App and web page records:
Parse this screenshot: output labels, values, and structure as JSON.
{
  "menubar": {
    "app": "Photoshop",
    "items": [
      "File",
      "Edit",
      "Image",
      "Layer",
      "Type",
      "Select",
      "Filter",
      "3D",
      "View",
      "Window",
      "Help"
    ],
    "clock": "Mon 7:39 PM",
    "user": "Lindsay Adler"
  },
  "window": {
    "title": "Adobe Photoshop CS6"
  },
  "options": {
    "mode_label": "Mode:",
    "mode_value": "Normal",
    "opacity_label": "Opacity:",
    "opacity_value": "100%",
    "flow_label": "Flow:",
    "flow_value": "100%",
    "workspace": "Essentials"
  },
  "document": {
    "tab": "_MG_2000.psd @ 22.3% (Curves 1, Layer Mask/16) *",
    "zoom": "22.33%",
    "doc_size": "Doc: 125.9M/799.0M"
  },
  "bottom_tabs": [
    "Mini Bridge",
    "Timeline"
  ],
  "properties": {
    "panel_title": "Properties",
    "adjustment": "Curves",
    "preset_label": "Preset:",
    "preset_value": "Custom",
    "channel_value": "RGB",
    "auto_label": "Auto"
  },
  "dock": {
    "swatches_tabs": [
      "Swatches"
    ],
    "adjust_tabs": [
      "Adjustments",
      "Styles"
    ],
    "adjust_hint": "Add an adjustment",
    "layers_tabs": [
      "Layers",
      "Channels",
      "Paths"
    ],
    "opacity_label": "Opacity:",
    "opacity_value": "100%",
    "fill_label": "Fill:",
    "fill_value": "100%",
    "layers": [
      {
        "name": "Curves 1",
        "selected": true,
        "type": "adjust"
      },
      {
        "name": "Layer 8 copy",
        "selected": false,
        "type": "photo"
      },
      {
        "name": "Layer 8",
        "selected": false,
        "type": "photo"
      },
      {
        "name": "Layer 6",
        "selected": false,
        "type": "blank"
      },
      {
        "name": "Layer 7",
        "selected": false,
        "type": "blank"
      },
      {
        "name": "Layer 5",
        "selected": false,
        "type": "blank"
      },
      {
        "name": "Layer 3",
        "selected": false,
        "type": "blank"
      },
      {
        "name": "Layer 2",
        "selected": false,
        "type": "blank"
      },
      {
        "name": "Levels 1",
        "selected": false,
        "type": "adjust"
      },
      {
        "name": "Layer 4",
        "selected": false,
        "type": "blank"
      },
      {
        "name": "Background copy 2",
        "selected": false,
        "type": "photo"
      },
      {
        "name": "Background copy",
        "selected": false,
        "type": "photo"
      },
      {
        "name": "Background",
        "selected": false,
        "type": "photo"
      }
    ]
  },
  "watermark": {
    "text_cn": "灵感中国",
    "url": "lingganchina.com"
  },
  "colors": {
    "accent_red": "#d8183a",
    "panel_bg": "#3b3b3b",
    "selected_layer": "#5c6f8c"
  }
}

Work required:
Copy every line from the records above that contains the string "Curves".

Response area:
    "tab": "_MG_2000.psd @ 22.3% (Curves 1, Layer Mask/16) *",
    "adjustment": "Curves",
        "name": "Curves 1",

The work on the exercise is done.